You'll also need to add some code in the Page_Load event handler (alternatively, you can add a Load button to the form) to fill the dataset with data from the adapter, and to bind the data grid to that data. Here's what that looks like:
Private Sub Page_Load(ByVal sender As System.Object, _ ByVal e As System.EventArgs) Handles MyBase.Load DataSet11.Clear() OleDbDataAdapter1.Fill(DataSet11) DataGrid1.DataBind() End Sub
That's all it takes—you can see the results in Figure 23.2, where the data grid is displaying the authors table.
The data grid you see in Figure 23.2 looks pretty plain, and it's obviously modeled on the HTML <table> element. You can customize a data grid easily—just right-click the data grid and select the Auto Format item, opening the Auto Format dialog you see in Figure 23.3. This dialog lets you select from a number of pre-built styles for the data grid, setting header color, border width, and so on.
You also can customize the data grid with the Property Builder tool—just right-click the data grid and select the Property Builder item, opening that tool as you see in Figure 23.4. For example, in the Property Builder, you can select which columns the data grid should display (for an example of this, see "Creating Master/Detail Web Forms" in the Immediate Solutions section of this chapter), what borders to use, and whether or not to use paging. Paging lets you display a table in pages, where only a few records are visible in a data grid one page at a time. The user clicks hyperlinks to see additional pages in which the data grid displays additional records.

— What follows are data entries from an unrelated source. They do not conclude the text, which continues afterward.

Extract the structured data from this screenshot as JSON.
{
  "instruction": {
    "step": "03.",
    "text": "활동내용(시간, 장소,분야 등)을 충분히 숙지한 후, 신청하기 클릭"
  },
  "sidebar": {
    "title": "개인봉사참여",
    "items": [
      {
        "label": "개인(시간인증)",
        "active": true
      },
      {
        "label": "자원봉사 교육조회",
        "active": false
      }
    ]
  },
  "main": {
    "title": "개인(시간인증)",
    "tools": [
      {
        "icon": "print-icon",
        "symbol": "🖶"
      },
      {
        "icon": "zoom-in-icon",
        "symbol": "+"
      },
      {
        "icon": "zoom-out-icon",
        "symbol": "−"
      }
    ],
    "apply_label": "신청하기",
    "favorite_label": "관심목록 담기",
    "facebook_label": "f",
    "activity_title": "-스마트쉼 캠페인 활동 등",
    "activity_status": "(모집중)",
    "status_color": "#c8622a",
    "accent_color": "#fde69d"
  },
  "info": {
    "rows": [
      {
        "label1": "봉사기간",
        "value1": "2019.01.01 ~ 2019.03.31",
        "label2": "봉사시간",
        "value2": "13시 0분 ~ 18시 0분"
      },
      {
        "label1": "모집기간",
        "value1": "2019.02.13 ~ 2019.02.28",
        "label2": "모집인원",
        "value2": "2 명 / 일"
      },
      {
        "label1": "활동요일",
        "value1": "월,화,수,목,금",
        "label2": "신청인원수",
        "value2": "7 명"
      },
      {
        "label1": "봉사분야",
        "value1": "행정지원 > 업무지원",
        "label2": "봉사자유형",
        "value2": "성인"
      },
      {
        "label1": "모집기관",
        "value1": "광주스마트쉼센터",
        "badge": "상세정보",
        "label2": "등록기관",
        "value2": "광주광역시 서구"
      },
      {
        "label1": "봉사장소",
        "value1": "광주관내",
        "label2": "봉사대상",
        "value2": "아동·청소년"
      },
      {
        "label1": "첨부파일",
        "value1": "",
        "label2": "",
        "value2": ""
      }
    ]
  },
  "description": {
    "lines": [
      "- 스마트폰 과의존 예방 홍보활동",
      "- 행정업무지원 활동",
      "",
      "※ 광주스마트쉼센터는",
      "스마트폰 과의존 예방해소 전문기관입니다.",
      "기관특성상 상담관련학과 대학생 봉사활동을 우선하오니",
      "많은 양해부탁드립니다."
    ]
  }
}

As always, data grids are easy to use and are useful for displaying an entire table. But what if we want to bind list boxes or text boxes? I'll take a look at doing that next.
In fact, you can make a column of data in a data grid display hyperlinks, and the user can click those hyperlinks to make a SelectedIndexChanged event occur. See "Creating Master/Detail Web Forms" in this chapter for the details.